> DATASET RECORDS
-- Opening Marker --

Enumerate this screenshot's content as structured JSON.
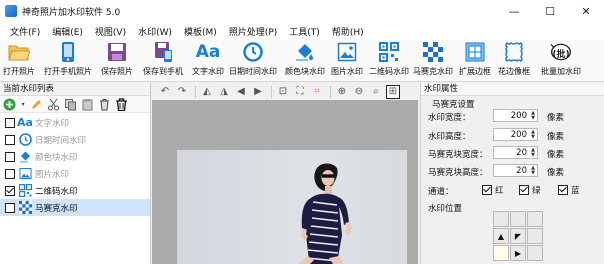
{
  "window": {
    "title": "神奇照片加水印软件 5.0",
    "minimize": "—",
    "maximize": "☐",
    "close": "✕"
  },
  "menu": [
    "文件(F)",
    "编辑(E)",
    "视图(V)",
    "水印(W)",
    "模板(M)",
    "照片处理(P)",
    "工具(T)",
    "帮助(H)"
  ],
  "toolbar": {
    "open_photo": "打开照片",
    "open_phone_photo": "打开手机照片",
    "save_photo": "保存照片",
    "save_to_phone": "保存到手机",
    "text_wm": "文字水印",
    "datetime_wm": "日期时间水印",
    "color_block_wm": "颜色块水印",
    "image_wm": "图片水印",
    "qrcode_wm": "二维码水印",
    "mosaic_wm": "马赛克水印",
    "border": "扩展边框",
    "flower_border": "花边像框",
    "batch_wm": "批量加水印",
    "aa_glyph": "Aa",
    "batch_glyph": "(批)"
  },
  "left_panel": {
    "title": "当前水印列表",
    "items": [
      {
        "label": "文字水印",
        "checked": false,
        "icon": "text-aa-icon",
        "glyph": "Aa"
      },
      {
        "label": "日期时间水印",
        "checked": false,
        "icon": "clock-icon"
      },
      {
        "label": "颜色块水印",
        "checked": false,
        "icon": "paint-bucket-icon"
      },
      {
        "label": "图片水印",
        "checked": false,
        "icon": "picture-icon"
      },
      {
        "label": "二维码水印",
        "checked": true,
        "icon": "qrcode-icon"
      },
      {
        "label": "马赛克水印",
        "checked": false,
        "icon": "mosaic-icon"
      }
    ]
  },
  "right_panel": {
    "title": "水印属性",
    "mosaic_group": "马赛克设置",
    "width_label": "水印宽度：",
    "width_value": "200",
    "height_label": "水印高度：",
    "height_value": "200",
    "block_w_label": "马赛克块宽度：",
    "block_w_value": "20",
    "block_h_label": "马赛克块高度：",
    "block_h_value": "20",
    "unit": "像素",
    "channel_label": "通道：",
    "channels": [
      {
        "label": "红",
        "checked": true
      },
      {
        "label": "绿",
        "checked": true
      },
      {
        "label": "蓝",
        "checked": true
      }
    ],
    "position_group": "水印位置"
  },
  "colors": {
    "accent_blue": "#1a7fd8",
    "selection": "#cfe3fb",
    "checker": "#1e6fd0"
  }
}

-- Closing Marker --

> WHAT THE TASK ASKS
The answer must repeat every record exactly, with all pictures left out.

> OUTPUT OF THE TASK
Enumerate this screenshot's content as structured JSON.
{
  "window": {
    "title": "神奇照片加水印软件 5.0",
    "minimize": "—",
    "maximize": "☐",
    "close": "✕"
  },
  "menu": [
    "文件(F)",
    "编辑(E)",
    "视图(V)",
    "水印(W)",
    "模板(M)",
    "照片处理(P)",
    "工具(T)",
    "帮助(H)"
  ],
  "toolbar": {
    "open_photo": "打开照片",
    "open_phone_photo": "打开手机照片",
    "save_photo": "保存照片",
    "save_to_phone": "保存到手机",
    "text_wm": "文字水印",
    "datetime_wm": "日期时间水印",
    "color_block_wm": "颜色块水印",
    "image_wm": "图片水印",
    "qrcode_wm": "二维码水印",
    "mosaic_wm": "马赛克水印",
    "border": "扩展边框",
    "flower_border": "花边像框",
    "batch_wm": "批量加水印",
    "aa_glyph": "Aa",
    "batch_glyph": "(批)"
  },
  "left_panel": {
    "title": "当前水印列表",
    "items": [
      {
        "label": "文字水印",
        "checked": false,
        "icon": "text-aa-icon",
        "glyph": "Aa"
      },
      {
        "label": "日期时间水印",
        "checked": false,
        "icon": "clock-icon"
      },
      {
        "label": "颜色块水印",
        "checked": false,
        "icon": "paint-bucket-icon"
      },
      {
        "label": "图片水印",
        "checked": false,
        "icon": "picture-icon"
      },
      {
        "label": "二维码水印",
        "checked": true,
        "icon": "qrcode-icon"
      },
      {
        "label": "马赛克水印",
        "checked": false,
        "icon": "mosaic-icon"
      }
    ]
  },
  "right_panel": {
    "title": "水印属性",
    "mosaic_group": "马赛克设置",
    "width_label": "水印宽度：",
    "width_value": "200",
    "height_label": "水印高度：",
    "height_value": "200",
    "block_w_label": "马赛克块宽度：",
    "block_w_value": "20",
    "block_h_label": "马赛克块高度：",
    "block_h_value": "20",
    "unit": "像素",
    "channel_label": "通道：",
    "channels": [
      {
        "label": "红",
        "checked": true
      },
      {
        "label": "绿",
        "checked": true
      },
      {
        "label": "蓝",
        "checked": true
      }
    ],
    "position_group": "水印位置"
  },
  "colors": {
    "accent_blue": "#1a7fd8",
    "selection": "#cfe3fb",
    "checker": "#1e6fd0"
  }
}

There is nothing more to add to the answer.